MPs, who are Old Vandals, criticise University of Ghana over Commonwealth Hall impasse
Members of Parliament from both the Majority and Minority caucuses, who are members of the Old Vandals Association, Friday criticised the University of Ghana authorities for seeking to destroy the spirit, culture and tradition of the Commonwealth Hall.
Addressing journalists in Parliament, Mr Clement Apaak, the Member of Parliament for Builsa South, said: “The University was not respecting the laws of the land.”
“As alumni of Commonwealth Hall from both sides of the house, we are displeased with how the University of Ghana has gone about things. We fail to understand why the University is failing to respect the law.”
Mr Apaak, therefore, cautioned the police to be circumspect in what they do about the impasse between the Commonwealth Hall and the University authorities.
He expressed optimism that the impasse would be resolved, amicably, but that depended on the respect the University had for the rules of the land.
The University revoked the tenancy of continuing students from the Commonwealth and Sarbah halls as a punitive measure after clashes between some students of the two halls.
That led to the destruction of the bust of John Mensah Sarbah, the historical figure after whom the Sarbah Hall was named.
According to the University, all continuing students of the Commonwealth Hall, an all-male hall, and continuing male students of Mensah Sarbah Hall, will not return to their halls nor any of the traditional halls.

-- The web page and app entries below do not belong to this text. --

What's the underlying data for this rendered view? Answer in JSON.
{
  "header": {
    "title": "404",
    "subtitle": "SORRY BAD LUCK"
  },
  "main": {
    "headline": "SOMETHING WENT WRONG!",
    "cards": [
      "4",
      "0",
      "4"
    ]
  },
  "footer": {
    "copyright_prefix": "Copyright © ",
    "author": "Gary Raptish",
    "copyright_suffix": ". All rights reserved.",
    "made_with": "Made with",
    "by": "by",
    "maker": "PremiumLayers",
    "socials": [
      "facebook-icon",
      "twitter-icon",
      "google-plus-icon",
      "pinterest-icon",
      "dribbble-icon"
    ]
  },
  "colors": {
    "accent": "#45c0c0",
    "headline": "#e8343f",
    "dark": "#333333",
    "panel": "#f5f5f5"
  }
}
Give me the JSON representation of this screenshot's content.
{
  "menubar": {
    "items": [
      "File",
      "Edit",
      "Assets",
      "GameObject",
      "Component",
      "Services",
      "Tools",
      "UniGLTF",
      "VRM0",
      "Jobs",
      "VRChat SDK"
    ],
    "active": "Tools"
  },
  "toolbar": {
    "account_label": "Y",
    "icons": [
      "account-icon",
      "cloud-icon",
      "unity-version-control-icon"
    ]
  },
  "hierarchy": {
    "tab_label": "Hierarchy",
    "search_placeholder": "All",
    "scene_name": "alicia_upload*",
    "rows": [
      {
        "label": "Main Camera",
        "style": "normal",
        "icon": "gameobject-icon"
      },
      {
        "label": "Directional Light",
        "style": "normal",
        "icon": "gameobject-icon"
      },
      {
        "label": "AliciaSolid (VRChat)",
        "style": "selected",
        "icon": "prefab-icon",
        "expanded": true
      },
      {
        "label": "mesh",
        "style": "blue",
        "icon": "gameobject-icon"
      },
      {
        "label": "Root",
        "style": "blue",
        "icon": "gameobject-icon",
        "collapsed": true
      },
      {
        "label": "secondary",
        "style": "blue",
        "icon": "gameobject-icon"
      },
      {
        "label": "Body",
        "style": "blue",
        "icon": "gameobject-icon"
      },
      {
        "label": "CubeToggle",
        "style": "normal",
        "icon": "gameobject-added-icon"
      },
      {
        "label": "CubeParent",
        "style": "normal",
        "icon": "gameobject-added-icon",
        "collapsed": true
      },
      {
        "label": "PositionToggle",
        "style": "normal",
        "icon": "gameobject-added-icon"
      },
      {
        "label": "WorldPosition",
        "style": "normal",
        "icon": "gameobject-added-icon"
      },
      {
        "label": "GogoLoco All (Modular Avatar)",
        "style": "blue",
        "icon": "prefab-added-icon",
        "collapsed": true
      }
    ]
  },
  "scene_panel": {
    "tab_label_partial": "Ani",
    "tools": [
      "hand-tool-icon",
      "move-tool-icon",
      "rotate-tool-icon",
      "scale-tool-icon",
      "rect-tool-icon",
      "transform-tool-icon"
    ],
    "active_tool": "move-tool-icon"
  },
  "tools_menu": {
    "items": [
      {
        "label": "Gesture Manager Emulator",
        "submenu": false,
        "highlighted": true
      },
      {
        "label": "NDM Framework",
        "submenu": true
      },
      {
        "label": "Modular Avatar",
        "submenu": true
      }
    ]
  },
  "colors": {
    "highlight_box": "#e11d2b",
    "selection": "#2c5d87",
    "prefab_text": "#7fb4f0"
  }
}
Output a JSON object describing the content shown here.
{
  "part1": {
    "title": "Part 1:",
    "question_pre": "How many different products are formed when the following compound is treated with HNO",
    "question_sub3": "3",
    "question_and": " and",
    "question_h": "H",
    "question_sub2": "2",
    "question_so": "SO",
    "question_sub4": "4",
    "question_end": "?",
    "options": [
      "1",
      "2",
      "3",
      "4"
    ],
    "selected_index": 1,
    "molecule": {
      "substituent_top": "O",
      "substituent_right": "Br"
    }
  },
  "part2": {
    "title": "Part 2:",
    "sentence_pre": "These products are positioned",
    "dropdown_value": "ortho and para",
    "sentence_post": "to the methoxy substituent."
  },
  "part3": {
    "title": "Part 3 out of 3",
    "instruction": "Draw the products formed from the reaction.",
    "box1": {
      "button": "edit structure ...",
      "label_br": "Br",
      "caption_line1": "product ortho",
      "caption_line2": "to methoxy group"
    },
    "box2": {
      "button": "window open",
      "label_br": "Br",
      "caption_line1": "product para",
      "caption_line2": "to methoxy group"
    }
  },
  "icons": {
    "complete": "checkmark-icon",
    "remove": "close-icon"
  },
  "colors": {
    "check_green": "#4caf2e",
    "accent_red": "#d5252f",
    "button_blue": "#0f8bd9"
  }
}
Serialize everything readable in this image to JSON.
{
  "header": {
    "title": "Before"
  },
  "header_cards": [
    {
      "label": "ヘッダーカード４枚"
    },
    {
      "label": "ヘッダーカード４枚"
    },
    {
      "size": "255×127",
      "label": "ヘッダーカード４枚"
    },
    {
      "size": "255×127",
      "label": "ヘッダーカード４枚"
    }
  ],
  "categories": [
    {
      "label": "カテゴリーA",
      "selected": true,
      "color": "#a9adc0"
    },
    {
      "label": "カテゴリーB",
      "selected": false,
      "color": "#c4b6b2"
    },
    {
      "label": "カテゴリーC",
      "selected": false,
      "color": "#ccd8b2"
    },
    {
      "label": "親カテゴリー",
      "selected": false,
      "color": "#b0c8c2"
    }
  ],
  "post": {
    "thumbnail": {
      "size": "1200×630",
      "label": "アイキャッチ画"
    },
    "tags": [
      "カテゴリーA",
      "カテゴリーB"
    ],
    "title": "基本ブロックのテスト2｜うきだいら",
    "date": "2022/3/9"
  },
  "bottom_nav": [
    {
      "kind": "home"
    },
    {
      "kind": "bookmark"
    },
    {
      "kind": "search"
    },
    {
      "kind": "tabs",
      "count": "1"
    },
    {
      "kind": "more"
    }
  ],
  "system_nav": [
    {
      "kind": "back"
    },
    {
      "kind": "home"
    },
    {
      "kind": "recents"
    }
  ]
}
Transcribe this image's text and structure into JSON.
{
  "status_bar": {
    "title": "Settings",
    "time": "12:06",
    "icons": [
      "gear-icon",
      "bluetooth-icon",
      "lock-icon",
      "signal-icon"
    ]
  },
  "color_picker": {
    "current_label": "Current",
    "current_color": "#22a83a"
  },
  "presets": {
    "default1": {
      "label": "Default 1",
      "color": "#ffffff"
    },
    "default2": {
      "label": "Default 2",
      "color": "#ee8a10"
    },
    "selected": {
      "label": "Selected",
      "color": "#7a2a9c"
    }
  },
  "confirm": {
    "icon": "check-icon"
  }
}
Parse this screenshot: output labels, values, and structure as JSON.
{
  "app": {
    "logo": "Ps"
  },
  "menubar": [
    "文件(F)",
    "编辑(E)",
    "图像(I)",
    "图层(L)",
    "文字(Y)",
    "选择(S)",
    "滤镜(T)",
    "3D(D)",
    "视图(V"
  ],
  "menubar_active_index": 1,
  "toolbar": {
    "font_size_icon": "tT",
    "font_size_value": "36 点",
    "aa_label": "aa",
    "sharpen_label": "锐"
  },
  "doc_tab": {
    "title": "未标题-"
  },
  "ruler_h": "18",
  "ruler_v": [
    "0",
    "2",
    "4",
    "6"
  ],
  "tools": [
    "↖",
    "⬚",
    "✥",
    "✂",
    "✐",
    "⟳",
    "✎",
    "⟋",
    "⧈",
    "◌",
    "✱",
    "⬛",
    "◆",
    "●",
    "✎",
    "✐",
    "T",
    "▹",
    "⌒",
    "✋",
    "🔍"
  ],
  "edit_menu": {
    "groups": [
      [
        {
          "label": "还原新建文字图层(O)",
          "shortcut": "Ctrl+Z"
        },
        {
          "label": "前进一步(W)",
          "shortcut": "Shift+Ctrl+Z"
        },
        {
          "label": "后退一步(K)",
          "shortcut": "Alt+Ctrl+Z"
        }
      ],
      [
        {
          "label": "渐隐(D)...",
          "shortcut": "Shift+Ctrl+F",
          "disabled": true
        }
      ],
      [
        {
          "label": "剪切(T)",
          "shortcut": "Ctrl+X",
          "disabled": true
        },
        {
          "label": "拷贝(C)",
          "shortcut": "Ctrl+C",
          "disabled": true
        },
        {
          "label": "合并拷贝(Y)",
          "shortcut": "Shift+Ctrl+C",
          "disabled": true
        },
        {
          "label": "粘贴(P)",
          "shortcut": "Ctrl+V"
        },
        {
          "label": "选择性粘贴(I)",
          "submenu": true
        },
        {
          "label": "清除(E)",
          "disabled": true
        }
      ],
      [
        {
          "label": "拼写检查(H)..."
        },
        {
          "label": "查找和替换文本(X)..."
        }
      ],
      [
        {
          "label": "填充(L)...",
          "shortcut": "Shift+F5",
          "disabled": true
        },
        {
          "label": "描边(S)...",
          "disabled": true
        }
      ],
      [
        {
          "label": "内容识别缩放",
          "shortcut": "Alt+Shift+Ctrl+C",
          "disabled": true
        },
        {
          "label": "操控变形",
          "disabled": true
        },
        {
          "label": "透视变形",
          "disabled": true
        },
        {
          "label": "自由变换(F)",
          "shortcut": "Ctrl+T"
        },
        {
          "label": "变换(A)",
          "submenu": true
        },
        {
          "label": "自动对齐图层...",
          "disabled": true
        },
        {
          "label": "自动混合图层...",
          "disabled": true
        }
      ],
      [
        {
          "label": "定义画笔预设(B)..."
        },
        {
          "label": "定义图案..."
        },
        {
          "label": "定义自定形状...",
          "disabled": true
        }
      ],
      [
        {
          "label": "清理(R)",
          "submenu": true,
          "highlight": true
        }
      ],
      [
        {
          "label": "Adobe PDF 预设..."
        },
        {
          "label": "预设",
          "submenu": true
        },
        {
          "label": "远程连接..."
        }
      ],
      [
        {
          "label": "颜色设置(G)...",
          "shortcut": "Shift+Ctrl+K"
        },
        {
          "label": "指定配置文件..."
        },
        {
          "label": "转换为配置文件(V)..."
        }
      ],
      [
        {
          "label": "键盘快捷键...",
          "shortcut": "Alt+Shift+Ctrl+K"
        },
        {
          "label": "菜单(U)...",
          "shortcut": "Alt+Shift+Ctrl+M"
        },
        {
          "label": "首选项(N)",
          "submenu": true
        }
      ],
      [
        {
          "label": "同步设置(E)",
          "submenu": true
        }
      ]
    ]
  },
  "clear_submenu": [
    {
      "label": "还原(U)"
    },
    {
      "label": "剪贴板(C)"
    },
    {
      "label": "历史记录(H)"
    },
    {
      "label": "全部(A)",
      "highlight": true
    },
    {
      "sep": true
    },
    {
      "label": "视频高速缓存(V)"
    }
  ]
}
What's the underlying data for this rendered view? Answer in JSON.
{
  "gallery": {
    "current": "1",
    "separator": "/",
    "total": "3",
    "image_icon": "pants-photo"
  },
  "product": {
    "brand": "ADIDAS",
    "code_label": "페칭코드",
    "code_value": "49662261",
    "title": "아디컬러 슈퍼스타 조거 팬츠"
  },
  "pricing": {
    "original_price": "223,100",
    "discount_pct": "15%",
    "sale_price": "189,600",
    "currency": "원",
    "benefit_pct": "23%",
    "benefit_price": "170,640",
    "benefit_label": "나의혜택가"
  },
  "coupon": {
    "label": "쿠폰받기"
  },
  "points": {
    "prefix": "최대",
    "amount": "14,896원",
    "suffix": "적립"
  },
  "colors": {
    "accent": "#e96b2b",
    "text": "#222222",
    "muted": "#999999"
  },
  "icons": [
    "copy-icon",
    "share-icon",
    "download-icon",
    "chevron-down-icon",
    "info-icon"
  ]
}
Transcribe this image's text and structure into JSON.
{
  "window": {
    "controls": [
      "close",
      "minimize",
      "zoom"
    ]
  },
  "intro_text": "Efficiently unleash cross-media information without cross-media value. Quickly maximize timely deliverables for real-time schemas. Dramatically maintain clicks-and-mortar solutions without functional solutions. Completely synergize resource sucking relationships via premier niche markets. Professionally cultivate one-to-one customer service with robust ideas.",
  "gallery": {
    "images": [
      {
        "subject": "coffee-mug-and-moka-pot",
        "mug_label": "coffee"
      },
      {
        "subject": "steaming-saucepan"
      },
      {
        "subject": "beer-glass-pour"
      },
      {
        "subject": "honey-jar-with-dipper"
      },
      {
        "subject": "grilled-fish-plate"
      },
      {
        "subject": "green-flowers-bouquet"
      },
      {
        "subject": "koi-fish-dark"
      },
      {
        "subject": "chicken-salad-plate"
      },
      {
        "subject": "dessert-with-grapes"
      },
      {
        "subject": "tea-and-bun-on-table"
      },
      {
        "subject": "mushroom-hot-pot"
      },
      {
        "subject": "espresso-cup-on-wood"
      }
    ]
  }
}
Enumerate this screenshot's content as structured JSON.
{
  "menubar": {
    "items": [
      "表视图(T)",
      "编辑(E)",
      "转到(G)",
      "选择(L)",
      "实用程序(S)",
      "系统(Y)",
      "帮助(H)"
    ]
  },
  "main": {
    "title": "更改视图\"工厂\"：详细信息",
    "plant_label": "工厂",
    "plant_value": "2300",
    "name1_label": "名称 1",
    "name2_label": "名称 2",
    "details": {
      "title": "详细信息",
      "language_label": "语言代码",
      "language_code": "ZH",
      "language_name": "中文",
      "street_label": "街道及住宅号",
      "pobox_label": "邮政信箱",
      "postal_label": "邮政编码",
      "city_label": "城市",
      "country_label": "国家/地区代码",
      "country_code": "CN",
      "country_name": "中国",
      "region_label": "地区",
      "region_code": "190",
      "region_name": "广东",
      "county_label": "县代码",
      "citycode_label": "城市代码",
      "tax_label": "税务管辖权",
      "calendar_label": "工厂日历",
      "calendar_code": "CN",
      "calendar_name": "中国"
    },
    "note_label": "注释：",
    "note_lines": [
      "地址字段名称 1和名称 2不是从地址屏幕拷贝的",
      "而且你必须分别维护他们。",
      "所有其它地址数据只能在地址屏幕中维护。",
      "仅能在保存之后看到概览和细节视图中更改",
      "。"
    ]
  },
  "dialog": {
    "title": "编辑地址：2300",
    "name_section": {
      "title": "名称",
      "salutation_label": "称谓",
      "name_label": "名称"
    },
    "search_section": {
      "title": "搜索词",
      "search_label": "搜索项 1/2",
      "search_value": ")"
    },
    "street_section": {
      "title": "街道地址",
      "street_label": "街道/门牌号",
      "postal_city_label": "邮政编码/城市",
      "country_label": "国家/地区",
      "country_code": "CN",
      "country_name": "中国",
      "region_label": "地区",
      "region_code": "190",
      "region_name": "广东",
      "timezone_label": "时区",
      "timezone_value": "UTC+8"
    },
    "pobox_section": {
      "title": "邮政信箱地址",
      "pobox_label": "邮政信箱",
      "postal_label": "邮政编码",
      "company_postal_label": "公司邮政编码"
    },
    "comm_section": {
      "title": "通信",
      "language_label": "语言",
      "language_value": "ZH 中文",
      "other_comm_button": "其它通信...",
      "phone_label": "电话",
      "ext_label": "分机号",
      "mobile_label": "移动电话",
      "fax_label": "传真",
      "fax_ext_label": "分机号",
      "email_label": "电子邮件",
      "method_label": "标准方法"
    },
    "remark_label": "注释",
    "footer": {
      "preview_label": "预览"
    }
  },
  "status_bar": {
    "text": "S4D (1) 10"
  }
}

But the students expressed displeasure about the move, insisting that the decision was ill-intended and posed financial challenges as the new halls offered were extremely expensive.